- The transitions process, moving from children’s to adult services should be smoother, with clear assessments and plans with the involvement of family and support networks, with Organisations working in partnership
- There should be increased awareness and understanding of autism in the community and within organisations/professionals. Awareness training in schools was highlighted as way of improving this.
- There should be opportunities for people with autism and their carers to be involved in developing services and support, be able to access services effectively and have increased independence.
- Social and support networks, like peer and mentoring schemes should be developed and that people with autism should not face barriers to social inclusion, with training in life and social skills and increased awareness and understanding should be implemented
- There should be increased opportunities and support for people with autism to enter and remain in the workplace with training and awareness raising for employers being strongly noted.
- Housing and accommodation should be flexible and people offered support and advice to ensure they are able to choose the right options for them, with respondents noting that increased support for families to continue to support people within the family home, and having more accessible information available was required
- People with autism should be safe from abuse and be aware of and able to use local resources and projects to keep safe, with again increased awareness and understanding being highlighted as a need, especially within Emergency services
What Children and Young People Told Us
- A need for access to good information and to understand autism, and for families to understand autism
- Having good support to move through significant events, like changing schools, transitions and ensuring there are clear care plans in place
- An increased need for better awareness and understanding of autism to stop bullying in schools and colleges, this was a strong theme.
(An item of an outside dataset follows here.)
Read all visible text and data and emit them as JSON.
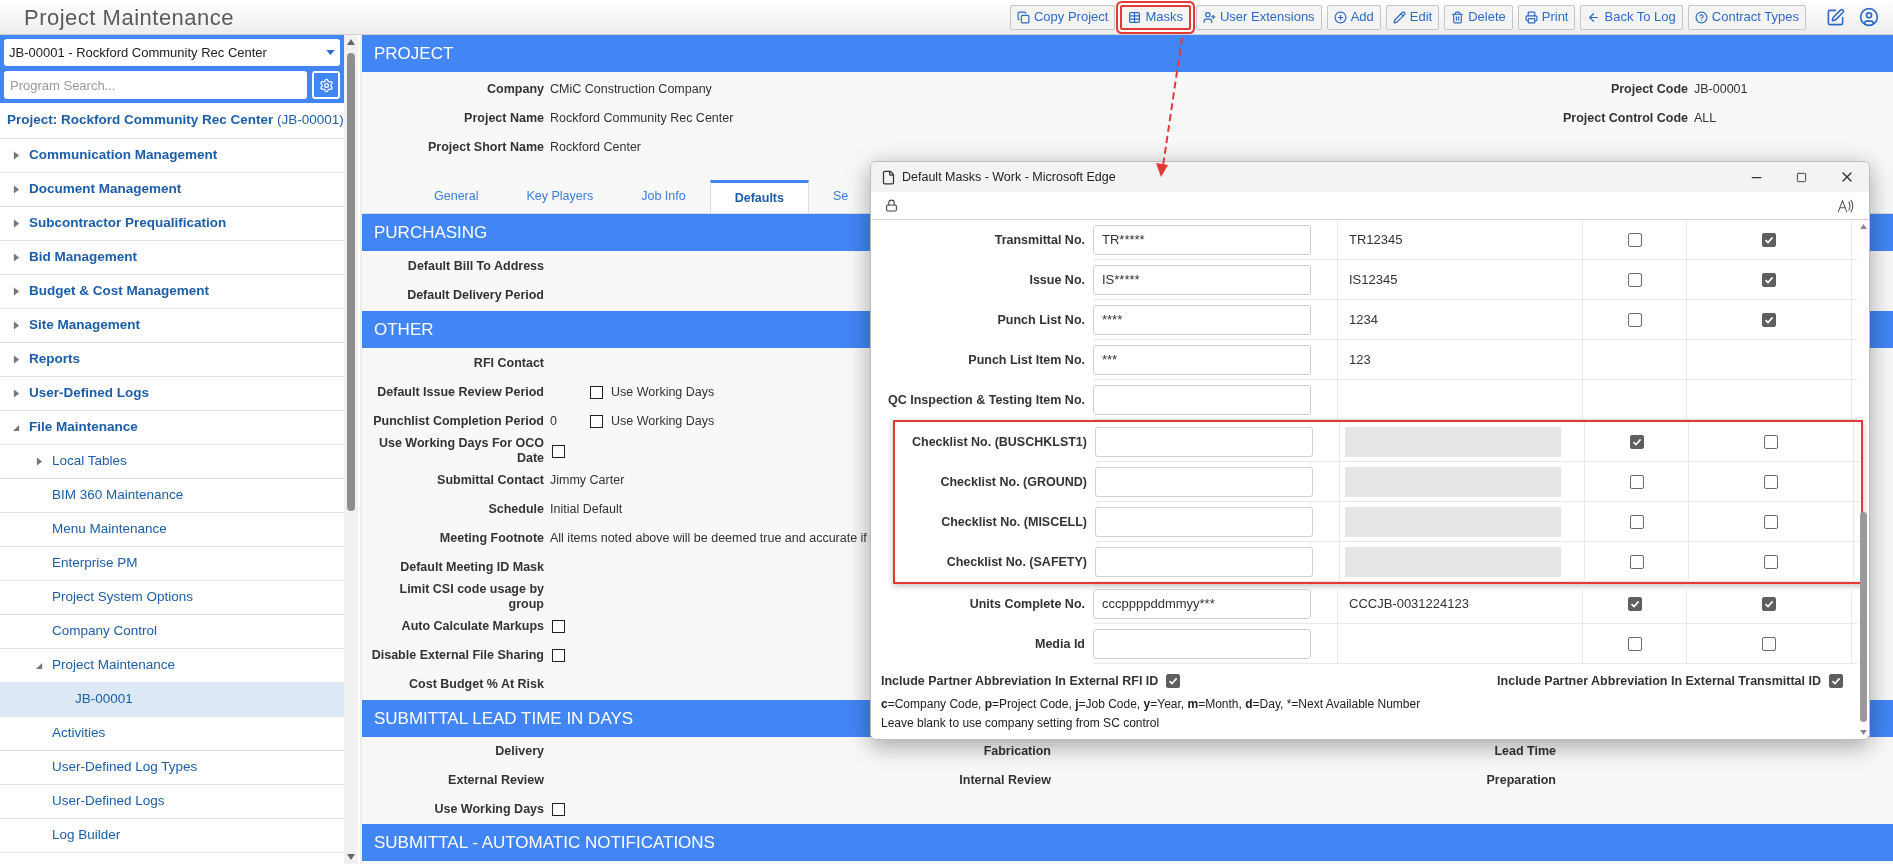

- Having autism means for many children and young people that they don’t go out socially with anyone other than close family.